Richard Clayton
Many beginner campers like to imagine their imminent time in nature like an episode of “Survivorman,” where they fashion tools from sticks and rocks, hunt and forage for food and create their own shelters in caveman-style.
However, while some experienced outdoors men can survive for brief stretches with minimal supplies, as a beginner camper, you certainly cannot.

That means you need to bring along the exact right gear to keep you alive and thriving. In case you were wondering what those materials and supplies entail, here’s a checklist for your convenience.


You aren’t going to find a perfectly good cave, and you won’t have the time or energy to build a shelter from logs. Instead, you need to bring along a tent that will keep you safe from wind or rain, and hold in the heat during the long, dark, cold nights in the wilderness.
Since you’re a beginner, you probably don’t need to worry about weight, but you should get a tent large enough to fit all the people on the trip. Coleman tents are great starter options, and they are available at most box stores, like Walmart.

Sleeping Stuff

Your mind might go immediately to sleeping bags, but in reality, you don’t really need a sleeping bag nowadays — as long as you have a sleeping pad. Sleeping pads come in a variety of forms, from roll-out foam cushions to blow-up air mattresses.
Pads add a significant amount of comfort, but you should approach them like Goldilocks, trying out your options in person to find the right fit. Then, you can make your pad with regular bedding, as long as you aren’t camping in extreme weather.
If you are planning to head out into an area of extreme weather, like temperatures below 40 degrees Fahrenheit or above 85 degrees Fahrenheit, it is worth investing in a proper sleeping bag. You must consult a worker at an outdoor store like REI for assistance.

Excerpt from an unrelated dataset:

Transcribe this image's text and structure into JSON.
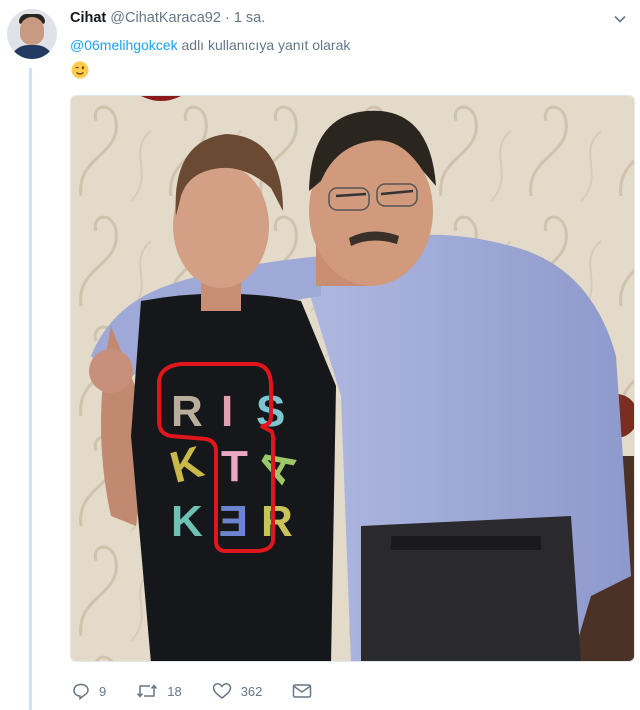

Cooking Stuff

Again, your dreams of roasting a fresh catch over an open fire might be a bit misguided. Unless you have ample experience of fishing and/or hunting, you shouldn’t plan on acquiring all your food around your campground.
In fact, there are tragic stories of novice adventurists who attempted that, only to end up dead. One such famous case is featured in Jon Krakauer’s book “Into the Wild.”
You need a cooking device, like a propane camping stove, and cookware like pots and pans. You should pack mixing bowls, cooking utensils and tableware, like plates and forks. These should be easy to clean and should withstand high heat without burning you.
Ideally, you will bring along easy-to-assemble meals that you’ve made before; think of all the tools you use to make those meals and pack them with your camping accoutrements.


Packing in your food doesn’t mean relying on tasteless, dehydrated parcels. Your first camping trips should be car camping, which means you should have ample space for a large cooler, where you can stash perishable food like meat, eggs, veggies and the like.
There are dozens of cooler brands in the market, but high-quality Yeti coolers and accessories should be your first pick. You might bring along a second cooler full of your favorite beverages — because happy hour is especially fun while camping.

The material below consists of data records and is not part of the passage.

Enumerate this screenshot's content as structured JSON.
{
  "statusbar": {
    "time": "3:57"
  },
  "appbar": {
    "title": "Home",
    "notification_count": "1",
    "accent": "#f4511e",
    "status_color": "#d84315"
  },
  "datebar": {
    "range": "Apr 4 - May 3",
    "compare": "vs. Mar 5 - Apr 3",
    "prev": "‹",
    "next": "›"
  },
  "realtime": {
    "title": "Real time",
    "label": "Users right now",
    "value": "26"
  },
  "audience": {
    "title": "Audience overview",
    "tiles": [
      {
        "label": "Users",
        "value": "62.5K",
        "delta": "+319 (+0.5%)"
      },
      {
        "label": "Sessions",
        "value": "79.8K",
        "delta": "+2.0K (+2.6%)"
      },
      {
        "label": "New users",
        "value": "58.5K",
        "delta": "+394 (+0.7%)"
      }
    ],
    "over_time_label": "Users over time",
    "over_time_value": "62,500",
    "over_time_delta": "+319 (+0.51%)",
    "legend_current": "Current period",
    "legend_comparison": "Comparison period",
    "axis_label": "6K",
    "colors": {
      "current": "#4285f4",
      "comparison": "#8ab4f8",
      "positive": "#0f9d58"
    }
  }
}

Light Source

Nature is dark. You can’t bring your campfire into your tent — and many campgrounds nowadays have strict rules regarding campfires, even prohibiting them.

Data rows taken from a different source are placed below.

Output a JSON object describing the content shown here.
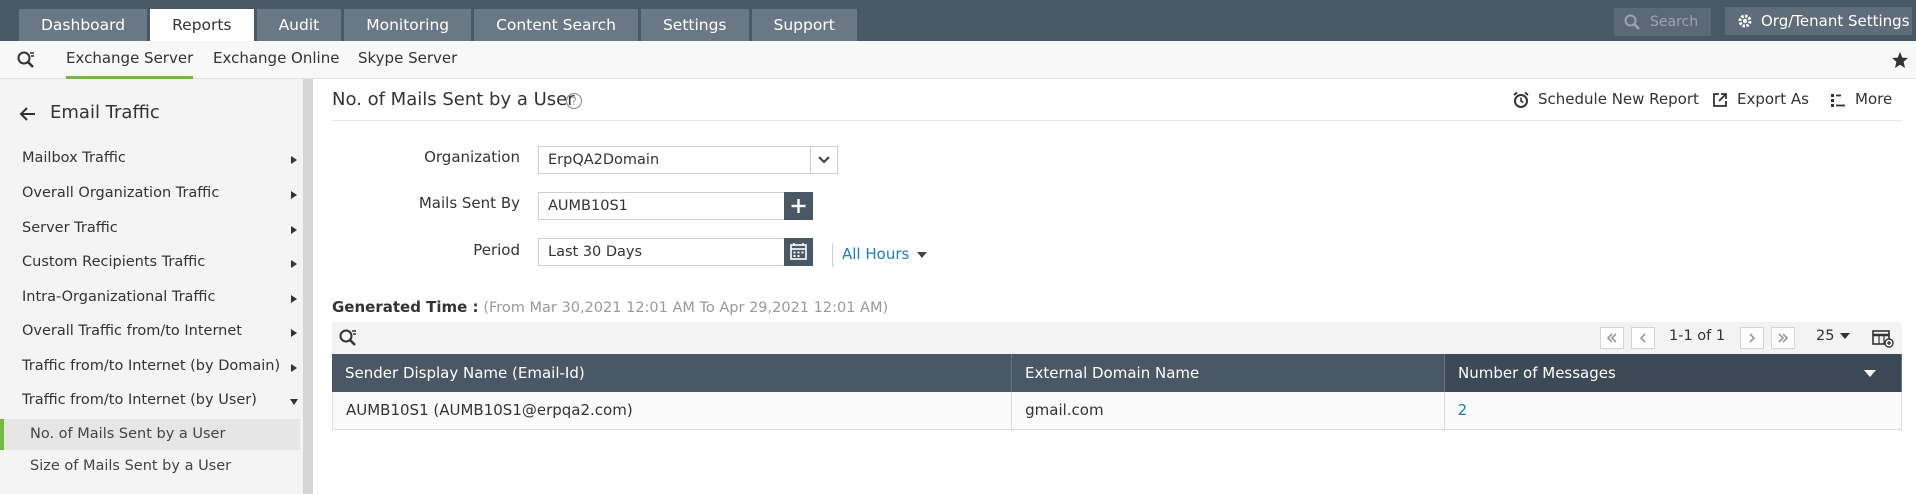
{
  "top_tabs": [
    "Dashboard",
    "Reports",
    "Audit",
    "Monitoring",
    "Content Search",
    "Settings",
    "Support"
  ],
  "active_top_tab": "Reports",
  "search_placeholder": "Search",
  "org_settings_label": "Org/Tenant Settings",
  "sub_nav": [
    "Exchange Server",
    "Exchange Online",
    "Skype Server"
  ],
  "active_sub_nav": "Exchange Server",
  "sidebar": {
    "title": "Email Traffic",
    "items": [
      "Mailbox Traffic",
      "Overall Organization Traffic",
      "Server Traffic",
      "Custom Recipients Traffic",
      "Intra-Organizational Traffic",
      "Overall Traffic from/to Internet",
      "Traffic from/to Internet (by Domain)",
      "Traffic from/to Internet (by User)"
    ],
    "sub_items": [
      "No. of Mails Sent by a User",
      "Size of Mails Sent by a User"
    ]
  },
  "report": {
    "title": "No. of Mails Sent by a User",
    "actions": [
      "Schedule New Report",
      "Export As",
      "More"
    ]
  },
  "form": {
    "organization_label": "Organization",
    "organization_value": "ErpQA2Domain",
    "mails_sent_by_label": "Mails Sent By",
    "mails_sent_by_value": "AUMB10S1",
    "period_label": "Period",
    "period_value": "Last 30 Days",
    "hours_value": "All Hours"
  },
  "generated": {
    "label": "Generated Time :",
    "range": "(From Mar 30,2021 12:01 AM To Apr 29,2021 12:01 AM)"
  },
  "pagination": {
    "text": "1-1 of 1",
    "page_size": "25"
  },
  "table": {
    "columns": [
      "Sender Display Name (Email-Id)",
      "External Domain Name",
      "Number of Messages"
    ],
    "rows": [
      [
        "AUMB10S1 (AUMB10S1@erpqa2.com)",
        "gmail.com",
        "2"
      ]
    ]
  },
  "colors": {
    "header_bg": "#4a5865",
    "accent_green": "#77b84a",
    "link_blue": "#1a7ec2"
  }
}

Bathroom Stuff

Unless you are heading to an organized campground — which isn’t a bad idea for your first camping trip — you won’t be able to find a toilet in the wilderness. What’s more, it’s not a good idea to answer nature’s call just anywhere; leaving the smell of human waste near your campground is a good way to attract unwanted guests, like racoons and wolves.
The easiest solution is to act like a cat and bury your scat. Bring along a small trowel, like one used for gardening, and dig a hole before you “go”. Then, bury the stuff up before you leave. There are other solutions, like portable camping toilets — even a DIY option — if you don’t like to squat.
Regardless, you should collect any used toilet paper in a garbage bag and bring it back to civilization to throw it away at a proper place.
Camping is a fun break from civilization, but only if you are properly prepared. You may expect your first camping trip or two to be rough — that’s why they call camping “roughing it.” Still, you will experience exceptional beauty in nature and return with memories that would last a lifetime.